◆ **WORK INSTRUCTION**:
In every line of the records, look for "controller", then report how many lines have it and nothing else.

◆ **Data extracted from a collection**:
━━━

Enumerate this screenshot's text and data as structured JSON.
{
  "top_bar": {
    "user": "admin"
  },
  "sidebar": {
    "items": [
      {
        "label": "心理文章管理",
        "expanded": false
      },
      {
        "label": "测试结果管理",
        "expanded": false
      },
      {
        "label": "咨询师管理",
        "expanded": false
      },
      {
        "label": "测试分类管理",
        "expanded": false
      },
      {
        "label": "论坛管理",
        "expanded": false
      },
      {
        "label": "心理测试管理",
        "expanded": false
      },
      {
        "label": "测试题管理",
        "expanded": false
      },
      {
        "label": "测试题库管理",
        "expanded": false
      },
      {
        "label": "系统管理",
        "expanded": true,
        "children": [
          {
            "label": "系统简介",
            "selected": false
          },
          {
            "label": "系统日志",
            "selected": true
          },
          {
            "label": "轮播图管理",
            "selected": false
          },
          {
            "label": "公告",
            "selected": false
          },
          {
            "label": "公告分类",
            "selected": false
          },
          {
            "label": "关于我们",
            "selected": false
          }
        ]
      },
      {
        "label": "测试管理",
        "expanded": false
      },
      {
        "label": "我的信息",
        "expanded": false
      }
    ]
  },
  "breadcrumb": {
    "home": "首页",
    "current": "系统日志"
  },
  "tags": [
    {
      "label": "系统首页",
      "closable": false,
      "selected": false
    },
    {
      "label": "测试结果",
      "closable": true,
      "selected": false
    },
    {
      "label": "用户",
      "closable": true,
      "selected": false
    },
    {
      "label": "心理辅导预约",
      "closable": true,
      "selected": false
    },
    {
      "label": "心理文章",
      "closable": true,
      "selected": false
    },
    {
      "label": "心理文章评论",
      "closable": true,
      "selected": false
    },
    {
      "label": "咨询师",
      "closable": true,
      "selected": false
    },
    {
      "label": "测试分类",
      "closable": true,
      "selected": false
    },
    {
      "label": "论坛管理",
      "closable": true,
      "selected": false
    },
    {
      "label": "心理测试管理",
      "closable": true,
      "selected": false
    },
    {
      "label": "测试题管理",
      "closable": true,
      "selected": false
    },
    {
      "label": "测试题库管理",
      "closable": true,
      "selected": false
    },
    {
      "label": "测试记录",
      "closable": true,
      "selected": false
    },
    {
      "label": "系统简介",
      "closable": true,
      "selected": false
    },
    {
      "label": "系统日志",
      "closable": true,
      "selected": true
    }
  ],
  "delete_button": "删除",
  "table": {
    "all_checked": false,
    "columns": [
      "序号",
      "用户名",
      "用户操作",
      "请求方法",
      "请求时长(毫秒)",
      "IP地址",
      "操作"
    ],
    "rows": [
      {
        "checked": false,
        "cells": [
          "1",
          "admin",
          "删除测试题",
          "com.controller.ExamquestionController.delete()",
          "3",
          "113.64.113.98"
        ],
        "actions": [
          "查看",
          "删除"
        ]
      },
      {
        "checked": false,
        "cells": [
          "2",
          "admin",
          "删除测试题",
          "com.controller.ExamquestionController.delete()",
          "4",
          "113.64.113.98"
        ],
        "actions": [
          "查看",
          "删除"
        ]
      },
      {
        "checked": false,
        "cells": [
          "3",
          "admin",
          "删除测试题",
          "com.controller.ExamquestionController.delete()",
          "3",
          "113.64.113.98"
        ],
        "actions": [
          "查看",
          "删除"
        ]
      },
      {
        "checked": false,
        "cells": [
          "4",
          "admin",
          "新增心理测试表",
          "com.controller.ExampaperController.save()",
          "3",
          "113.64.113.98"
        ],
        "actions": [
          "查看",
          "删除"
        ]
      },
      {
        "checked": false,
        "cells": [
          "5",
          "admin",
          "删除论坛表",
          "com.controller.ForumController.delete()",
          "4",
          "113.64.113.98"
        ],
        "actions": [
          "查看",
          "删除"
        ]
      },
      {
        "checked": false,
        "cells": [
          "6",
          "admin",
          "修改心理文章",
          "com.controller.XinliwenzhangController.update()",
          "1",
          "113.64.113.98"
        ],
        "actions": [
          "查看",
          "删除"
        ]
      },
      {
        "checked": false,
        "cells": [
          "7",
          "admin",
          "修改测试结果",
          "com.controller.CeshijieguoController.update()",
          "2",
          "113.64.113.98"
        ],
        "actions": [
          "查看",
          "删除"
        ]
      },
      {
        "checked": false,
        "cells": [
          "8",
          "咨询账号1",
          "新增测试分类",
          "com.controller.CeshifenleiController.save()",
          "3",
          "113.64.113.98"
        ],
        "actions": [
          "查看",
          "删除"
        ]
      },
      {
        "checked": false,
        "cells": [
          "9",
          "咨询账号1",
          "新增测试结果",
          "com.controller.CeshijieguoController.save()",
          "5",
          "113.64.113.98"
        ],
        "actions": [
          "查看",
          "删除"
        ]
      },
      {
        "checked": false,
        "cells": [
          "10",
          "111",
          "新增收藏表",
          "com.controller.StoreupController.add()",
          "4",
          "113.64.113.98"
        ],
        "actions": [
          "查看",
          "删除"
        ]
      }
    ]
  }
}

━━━

◆ **YOUR RESPONSE**:
10